Claims of a “toxic culture” with CAPCA form part of the probe.  

An investigation is understood to have supported these claims although Dr Johnson’s rebuttal evidence has yet to be made public.  

Dr Johnson and Mr Pauley were alleged to both be “intent on making sure that she (Ms Milner) doesn’t stay long.

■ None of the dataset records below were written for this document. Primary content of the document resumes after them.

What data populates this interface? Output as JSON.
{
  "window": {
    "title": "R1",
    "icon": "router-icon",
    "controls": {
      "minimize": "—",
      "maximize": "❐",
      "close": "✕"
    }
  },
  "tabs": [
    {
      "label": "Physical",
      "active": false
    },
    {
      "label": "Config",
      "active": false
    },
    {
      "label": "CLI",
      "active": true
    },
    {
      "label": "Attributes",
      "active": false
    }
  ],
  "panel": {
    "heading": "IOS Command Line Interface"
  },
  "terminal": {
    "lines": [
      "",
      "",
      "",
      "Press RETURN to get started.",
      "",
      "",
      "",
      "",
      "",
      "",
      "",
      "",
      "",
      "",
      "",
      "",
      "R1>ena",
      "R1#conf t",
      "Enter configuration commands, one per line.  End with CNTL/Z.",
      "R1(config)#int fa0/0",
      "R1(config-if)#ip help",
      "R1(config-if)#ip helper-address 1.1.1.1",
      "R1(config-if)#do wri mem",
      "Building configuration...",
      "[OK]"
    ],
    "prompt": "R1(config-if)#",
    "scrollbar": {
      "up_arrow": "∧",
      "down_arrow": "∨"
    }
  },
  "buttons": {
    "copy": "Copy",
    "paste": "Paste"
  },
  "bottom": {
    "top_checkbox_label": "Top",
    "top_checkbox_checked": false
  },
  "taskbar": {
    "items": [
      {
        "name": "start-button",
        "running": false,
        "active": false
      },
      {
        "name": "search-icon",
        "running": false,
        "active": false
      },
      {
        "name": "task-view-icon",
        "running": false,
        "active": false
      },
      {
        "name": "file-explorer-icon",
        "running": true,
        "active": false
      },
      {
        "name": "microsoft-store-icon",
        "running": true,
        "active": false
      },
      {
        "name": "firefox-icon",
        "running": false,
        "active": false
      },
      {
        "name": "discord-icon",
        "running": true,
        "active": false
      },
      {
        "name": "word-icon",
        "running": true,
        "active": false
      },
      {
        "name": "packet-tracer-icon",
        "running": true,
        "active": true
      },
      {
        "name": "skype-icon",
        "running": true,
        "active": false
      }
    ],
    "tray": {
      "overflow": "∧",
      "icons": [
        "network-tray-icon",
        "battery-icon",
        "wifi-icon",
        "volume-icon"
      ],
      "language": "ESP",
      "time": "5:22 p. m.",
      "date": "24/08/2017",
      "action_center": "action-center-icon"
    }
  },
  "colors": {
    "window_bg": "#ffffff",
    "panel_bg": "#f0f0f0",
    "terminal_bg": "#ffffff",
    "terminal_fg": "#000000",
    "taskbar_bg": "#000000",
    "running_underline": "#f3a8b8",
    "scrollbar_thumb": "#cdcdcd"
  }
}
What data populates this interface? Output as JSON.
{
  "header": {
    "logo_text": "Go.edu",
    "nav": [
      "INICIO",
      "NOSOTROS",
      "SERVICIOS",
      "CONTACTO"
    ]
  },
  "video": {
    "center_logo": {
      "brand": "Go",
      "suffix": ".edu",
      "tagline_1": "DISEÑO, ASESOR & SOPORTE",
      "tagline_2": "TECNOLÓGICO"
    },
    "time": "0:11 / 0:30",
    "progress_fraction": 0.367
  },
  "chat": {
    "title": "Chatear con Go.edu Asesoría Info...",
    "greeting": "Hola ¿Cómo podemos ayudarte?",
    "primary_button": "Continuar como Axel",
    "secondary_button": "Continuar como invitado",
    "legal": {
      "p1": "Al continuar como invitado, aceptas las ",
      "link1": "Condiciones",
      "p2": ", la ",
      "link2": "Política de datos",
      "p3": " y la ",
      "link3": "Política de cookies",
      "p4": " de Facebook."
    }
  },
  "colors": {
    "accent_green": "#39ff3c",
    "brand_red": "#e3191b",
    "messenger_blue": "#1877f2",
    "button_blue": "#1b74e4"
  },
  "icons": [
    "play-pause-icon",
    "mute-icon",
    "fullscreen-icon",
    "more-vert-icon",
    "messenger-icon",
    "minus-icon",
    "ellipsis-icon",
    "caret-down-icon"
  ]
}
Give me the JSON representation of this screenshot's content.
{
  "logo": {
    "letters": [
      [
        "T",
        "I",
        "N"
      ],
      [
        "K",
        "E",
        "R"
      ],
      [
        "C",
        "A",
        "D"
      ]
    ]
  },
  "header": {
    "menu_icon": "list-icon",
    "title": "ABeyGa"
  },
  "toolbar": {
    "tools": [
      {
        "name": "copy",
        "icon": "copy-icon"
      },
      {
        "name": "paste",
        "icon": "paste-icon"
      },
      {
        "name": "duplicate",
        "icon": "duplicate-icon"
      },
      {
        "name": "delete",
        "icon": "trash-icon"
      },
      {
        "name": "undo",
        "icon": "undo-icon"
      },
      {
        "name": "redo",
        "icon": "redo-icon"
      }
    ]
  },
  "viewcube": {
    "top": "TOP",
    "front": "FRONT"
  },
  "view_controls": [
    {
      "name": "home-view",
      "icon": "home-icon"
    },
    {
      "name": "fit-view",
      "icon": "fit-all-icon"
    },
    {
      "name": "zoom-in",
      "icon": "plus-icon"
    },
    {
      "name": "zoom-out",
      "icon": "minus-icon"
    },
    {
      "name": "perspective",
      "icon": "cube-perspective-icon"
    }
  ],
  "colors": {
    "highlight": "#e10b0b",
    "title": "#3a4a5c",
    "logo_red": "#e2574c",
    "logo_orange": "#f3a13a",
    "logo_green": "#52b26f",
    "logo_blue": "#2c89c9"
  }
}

This seems a shame”. 

These parts of the allegations are believed to have been strongly rebutted by Dr Johnson who had backed Ms Milner for the post and was said to have been both “relieved and delighted” that a new chief executive had finally been appointed.  

Ms Milner saw it differently and in her resignation letter spoke of the “negative impact of the last few months upon my own health and wellbeing”. 

These had meant it was “simply not possible” to stay in post. 

At Bradford she will head a newly former children’s company trust that will be independent of Bradford Council whose children's services were declared inadequate following an Ofsted inspection in 2018. 

Ironically Ms Milner, a former civil servant, was obliged to receive clearance from the Government’s business appointments committee before becoming chief executive of CAPCA. 

The appointments committee only cleared her to take the CAPCA last November (she actually began the job in October). 

Former civil servants taking up outside appointments must go through the advisory committee “to protect the integrity of the government”.   

Under the rules, the committee’s remit is to “consider the risks associated with the actions and decisions made during her time in office, alongside the information and influence she may offer CAPCA”.  

They did, however, subject Ms Milner to conditions that will influence her decision making over the next two years.   

"She must not, at any time, draw on any privileged information gained in office,” says the committee.  

“Any contact with the government, directly or indirectly, must only be where it could not reasonably be perceived as improper use of her time in government service to lobby.”  

The Department for Levelling Up, Housing and Communities (DLUHC) has been made aware of Ms Milner’s decision and the reasons for it, but this is just the latest in a long line of officer resignations at CAPCA. 

Under the previous Mayor, James Palmer, his CEO Martin Whiteley was awarded a severance payment of £94,500 leaving the role under similar circumstances, as the two clashed over policy and budget. 

Mt Whiteley was followed by interim officers Kim Sawyer and John Hill. 

Finance officer, Karl Fenlon was sacked by Palmer when he revealed that budget projections were completely unachievable, something that Mayor Palmer denied, saying the statements were ‘misleading’, but it was later revealed that Fenlon had been correct. 

With Ms Milner’s resignation, the troubled authority will be looking for yet another CEO. 

Continuation of an extraordinary meeting of the CAPCA Board will continue next Wednesday to debate a confidence of vote in the mayor and the other issues.  

The first part took place on May 20 with the press and public excluded.